RECORDS FOR THIS EXERCISE: Begin
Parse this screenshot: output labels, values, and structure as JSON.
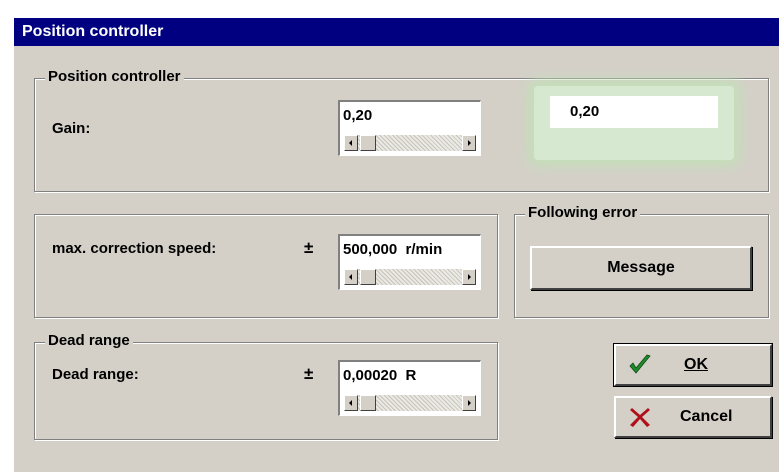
{
  "window": {
    "title": "Position controller"
  },
  "position_group": {
    "title": "Position controller",
    "gain_label": "Gain:",
    "gain_value": "0,20",
    "gain_readout": "0,20"
  },
  "correction_group": {
    "label": "max. correction speed:",
    "plus_minus": "±",
    "value": "500,000  r/min"
  },
  "following_error_group": {
    "title": "Following error",
    "button_label": "Message"
  },
  "dead_range_group": {
    "title": "Dead range",
    "label": "Dead range:",
    "plus_minus": "±",
    "value": "0,00020  R"
  },
  "buttons": {
    "ok_label": "OK",
    "cancel_label": "Cancel",
    "ok_icon": "checkmark-icon",
    "cancel_icon": "red-x-icon"
  },
  "colors": {
    "titlebar": "#000080",
    "dialog_bg": "#d4d0c8",
    "check_green": "#1f8a2a",
    "cancel_red": "#b0101a",
    "readout_glow": "#c3e0b8"
  }
}
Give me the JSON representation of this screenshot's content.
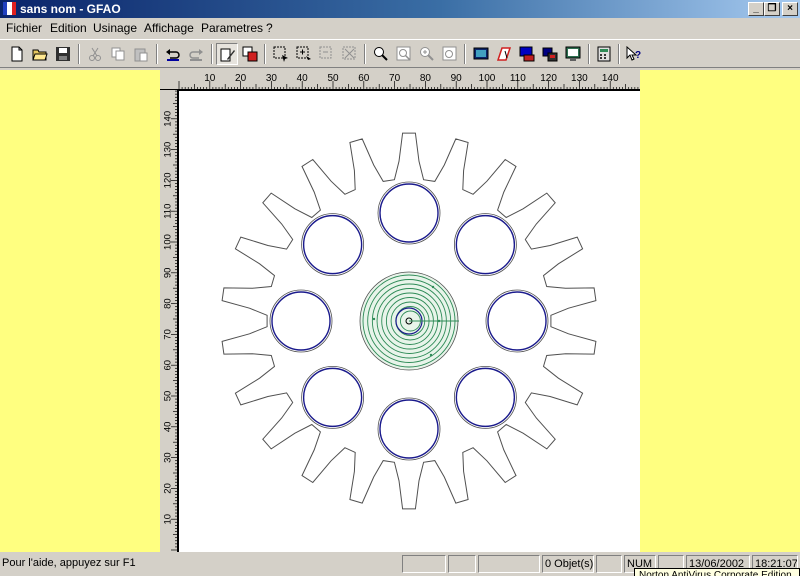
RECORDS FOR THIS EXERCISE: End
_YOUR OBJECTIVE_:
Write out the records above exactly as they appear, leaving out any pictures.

_RESPONSE FOR THIS EXERCISE_:
Parse this screenshot: output labels, values, and structure as JSON.
{
  "window": {
    "title": "Position controller"
  },
  "position_group": {
    "title": "Position controller",
    "gain_label": "Gain:",
    "gain_value": "0,20",
    "gain_readout": "0,20"
  },
  "correction_group": {
    "label": "max. correction speed:",
    "plus_minus": "±",
    "value": "500,000  r/min"
  },
  "following_error_group": {
    "title": "Following error",
    "button_label": "Message"
  },
  "dead_range_group": {
    "title": "Dead range",
    "label": "Dead range:",
    "plus_minus": "±",
    "value": "0,00020  R"
  },
  "buttons": {
    "ok_label": "OK",
    "cancel_label": "Cancel",
    "ok_icon": "checkmark-icon",
    "cancel_icon": "red-x-icon"
  },
  "colors": {
    "titlebar": "#000080",
    "dialog_bg": "#d4d0c8",
    "check_green": "#1f8a2a",
    "cancel_red": "#b0101a",
    "readout_glow": "#c3e0b8"
  }
}
Give me the JSON representation of this screenshot's content.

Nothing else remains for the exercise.